Before coming to Baltimore, Maryland, Dr. Mountain was the Director of the International Gemini Observatory and led the team that designed, built, and brought into operation the two Gemini telescopes on Mauna Kea, Hawaii, and Cerro Pachon, Chile. This multinational program, under the auspices of the National Science Foundation, was tasked with building two infrared optimized 8m astronomical telescopes on two separate continents within a Congressionally mandated fixed budget of $184M.

As an Astrophysicist by training, Dr. Mountain has had a long-standing interest and commitment to exploring the Universe with new capabilities. His research interests have included star formation, advanced infrared instrumentation, and the capabilities of advanced telescopes.  For the last 28 years Matt Mountain has led multidisciplinary teams and organizations that have pushed back the scientific and technical frontiers of observational astrophysics.

Dr. Mountain has published over 100 research papers, articles, and reports. He is a Professor in the Department of Physics and Astronomy at the Johns Hopkins University and visiting Professor at the University of Oxford; fellow of the American Astronomical Society, the Royal Astronomical Society, and the American Association for the Advancement of Science; and a member of the International Society for Optical Engineering.

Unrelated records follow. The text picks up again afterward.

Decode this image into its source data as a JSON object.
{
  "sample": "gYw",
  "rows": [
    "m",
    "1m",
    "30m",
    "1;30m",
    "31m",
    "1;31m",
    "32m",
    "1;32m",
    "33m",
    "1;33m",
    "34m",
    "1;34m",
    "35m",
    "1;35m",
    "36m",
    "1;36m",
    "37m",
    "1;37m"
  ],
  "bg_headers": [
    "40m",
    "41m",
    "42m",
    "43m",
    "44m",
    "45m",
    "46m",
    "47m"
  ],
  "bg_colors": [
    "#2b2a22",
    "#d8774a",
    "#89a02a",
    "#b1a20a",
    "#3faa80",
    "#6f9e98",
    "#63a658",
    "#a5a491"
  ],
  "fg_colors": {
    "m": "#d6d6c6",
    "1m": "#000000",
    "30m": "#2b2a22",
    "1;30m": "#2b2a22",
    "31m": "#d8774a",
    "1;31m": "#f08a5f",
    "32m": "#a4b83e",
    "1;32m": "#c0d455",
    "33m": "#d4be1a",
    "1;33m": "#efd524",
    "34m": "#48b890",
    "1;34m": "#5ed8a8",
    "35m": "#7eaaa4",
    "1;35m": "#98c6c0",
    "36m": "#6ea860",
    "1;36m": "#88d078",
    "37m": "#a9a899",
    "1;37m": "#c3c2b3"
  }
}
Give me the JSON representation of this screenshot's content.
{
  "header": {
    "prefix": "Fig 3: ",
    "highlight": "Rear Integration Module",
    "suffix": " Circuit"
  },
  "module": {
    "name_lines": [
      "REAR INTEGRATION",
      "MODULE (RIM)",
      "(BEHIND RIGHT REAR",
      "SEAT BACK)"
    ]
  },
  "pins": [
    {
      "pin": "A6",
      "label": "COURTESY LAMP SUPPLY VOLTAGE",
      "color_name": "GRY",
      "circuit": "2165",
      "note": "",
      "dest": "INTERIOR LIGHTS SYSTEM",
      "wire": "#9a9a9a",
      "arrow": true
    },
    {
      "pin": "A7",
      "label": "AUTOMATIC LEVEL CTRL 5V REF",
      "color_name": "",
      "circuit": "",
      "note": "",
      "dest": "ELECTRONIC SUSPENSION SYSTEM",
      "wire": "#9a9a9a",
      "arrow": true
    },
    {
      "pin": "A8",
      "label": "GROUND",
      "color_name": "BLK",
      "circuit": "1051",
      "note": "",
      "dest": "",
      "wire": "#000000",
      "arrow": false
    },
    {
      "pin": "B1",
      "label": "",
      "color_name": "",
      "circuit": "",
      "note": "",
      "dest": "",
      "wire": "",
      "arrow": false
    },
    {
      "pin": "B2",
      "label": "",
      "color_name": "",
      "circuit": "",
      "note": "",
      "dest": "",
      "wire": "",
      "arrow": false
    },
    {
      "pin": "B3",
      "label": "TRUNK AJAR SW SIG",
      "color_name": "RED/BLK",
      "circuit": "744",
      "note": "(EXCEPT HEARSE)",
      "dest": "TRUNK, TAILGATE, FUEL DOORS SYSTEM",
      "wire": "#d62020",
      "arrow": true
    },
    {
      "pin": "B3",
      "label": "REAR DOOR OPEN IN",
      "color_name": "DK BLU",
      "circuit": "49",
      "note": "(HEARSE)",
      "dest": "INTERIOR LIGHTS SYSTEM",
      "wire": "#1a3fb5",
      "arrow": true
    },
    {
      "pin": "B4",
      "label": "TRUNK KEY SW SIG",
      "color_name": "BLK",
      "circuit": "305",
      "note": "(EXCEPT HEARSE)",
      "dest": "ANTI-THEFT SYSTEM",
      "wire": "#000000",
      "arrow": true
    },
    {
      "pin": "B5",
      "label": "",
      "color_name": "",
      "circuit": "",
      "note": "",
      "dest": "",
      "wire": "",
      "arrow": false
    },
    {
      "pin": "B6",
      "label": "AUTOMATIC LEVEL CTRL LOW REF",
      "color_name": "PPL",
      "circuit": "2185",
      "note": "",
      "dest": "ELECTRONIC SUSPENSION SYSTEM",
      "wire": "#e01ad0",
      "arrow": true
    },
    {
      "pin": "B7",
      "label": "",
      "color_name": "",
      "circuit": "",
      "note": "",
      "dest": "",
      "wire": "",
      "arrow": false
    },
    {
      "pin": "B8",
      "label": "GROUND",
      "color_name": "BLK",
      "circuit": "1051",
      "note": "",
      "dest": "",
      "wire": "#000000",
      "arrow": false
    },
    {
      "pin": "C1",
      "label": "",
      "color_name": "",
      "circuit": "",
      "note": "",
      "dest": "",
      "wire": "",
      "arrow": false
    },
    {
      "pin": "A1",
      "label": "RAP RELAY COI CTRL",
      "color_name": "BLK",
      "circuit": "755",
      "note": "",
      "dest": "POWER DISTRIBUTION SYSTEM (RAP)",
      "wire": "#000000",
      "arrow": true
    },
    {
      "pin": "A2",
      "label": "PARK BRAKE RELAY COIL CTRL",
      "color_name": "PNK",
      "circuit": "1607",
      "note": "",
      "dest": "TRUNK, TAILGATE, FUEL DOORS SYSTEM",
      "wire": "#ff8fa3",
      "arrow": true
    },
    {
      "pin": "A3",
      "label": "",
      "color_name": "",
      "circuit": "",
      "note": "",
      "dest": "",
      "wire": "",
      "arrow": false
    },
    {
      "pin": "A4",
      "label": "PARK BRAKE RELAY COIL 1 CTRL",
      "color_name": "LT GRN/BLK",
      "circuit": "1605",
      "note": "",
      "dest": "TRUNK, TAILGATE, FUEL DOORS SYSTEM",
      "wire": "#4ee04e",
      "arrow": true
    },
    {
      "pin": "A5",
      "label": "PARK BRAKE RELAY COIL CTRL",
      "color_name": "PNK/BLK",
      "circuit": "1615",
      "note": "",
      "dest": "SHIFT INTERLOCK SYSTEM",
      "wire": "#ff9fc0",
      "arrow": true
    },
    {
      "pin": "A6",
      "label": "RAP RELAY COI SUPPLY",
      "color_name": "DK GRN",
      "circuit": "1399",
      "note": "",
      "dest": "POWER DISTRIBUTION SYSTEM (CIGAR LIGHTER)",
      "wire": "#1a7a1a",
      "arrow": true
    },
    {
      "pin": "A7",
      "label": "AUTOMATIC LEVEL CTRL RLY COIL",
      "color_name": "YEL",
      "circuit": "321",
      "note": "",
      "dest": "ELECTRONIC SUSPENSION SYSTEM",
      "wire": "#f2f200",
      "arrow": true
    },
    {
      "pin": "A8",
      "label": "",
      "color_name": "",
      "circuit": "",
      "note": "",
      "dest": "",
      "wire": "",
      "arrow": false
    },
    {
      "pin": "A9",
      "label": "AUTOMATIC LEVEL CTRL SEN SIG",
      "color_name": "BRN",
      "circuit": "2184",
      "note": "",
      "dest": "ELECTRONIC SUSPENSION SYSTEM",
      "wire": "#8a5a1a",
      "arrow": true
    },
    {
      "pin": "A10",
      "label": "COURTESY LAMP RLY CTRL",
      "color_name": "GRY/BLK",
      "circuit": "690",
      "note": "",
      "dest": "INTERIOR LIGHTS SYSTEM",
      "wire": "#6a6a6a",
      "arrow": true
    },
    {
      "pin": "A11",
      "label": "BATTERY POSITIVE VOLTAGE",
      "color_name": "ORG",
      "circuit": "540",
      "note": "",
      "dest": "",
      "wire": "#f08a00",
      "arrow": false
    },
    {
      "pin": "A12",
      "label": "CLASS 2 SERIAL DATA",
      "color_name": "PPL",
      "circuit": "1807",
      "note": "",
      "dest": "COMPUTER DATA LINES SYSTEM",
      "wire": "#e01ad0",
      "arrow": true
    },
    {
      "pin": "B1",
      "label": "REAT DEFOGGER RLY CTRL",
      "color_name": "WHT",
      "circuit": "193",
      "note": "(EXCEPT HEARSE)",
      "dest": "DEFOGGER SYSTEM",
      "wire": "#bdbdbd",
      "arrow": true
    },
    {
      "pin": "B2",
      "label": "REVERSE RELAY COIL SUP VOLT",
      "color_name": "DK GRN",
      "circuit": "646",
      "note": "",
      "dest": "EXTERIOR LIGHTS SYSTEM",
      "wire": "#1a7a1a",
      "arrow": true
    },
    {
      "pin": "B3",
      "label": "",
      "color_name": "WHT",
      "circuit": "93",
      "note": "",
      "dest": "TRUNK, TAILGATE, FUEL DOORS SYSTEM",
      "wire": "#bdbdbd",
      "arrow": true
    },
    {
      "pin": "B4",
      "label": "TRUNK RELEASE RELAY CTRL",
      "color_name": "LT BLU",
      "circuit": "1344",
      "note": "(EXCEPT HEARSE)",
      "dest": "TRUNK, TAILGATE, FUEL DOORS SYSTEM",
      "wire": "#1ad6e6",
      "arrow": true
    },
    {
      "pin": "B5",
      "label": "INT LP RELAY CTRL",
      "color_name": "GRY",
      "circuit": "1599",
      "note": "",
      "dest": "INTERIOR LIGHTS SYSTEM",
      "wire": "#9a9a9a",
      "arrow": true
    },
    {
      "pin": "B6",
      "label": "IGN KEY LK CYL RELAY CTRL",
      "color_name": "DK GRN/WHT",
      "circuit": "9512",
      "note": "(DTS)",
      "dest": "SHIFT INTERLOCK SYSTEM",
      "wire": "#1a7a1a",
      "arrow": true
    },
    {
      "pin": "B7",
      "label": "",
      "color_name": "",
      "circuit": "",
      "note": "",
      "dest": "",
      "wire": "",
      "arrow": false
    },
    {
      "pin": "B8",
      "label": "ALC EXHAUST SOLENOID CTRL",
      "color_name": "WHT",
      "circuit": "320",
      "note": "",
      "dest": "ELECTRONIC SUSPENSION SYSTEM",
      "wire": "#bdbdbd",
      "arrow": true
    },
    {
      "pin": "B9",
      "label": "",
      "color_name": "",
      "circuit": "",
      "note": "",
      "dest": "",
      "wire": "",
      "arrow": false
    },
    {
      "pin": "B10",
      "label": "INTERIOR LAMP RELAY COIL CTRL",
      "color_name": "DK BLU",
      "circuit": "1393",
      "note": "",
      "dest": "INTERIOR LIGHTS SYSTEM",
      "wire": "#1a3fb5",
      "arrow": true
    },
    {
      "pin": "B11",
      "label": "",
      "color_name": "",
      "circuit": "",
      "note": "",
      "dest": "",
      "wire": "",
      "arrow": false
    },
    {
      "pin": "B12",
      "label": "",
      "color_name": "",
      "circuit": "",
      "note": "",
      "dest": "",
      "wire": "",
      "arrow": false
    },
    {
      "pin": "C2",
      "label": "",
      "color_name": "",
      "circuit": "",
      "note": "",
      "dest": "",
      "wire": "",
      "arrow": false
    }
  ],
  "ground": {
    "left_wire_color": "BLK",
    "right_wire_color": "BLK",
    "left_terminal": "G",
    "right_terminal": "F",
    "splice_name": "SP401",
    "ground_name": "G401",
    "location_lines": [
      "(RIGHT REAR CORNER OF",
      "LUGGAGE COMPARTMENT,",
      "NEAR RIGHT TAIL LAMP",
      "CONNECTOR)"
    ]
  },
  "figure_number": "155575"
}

Within the next decade or so, we can for the first time in history of our species, answer that question which has haunted humankind across the millennia, “ARE WE ALONE?
— Matt Mountain, TedX, 2010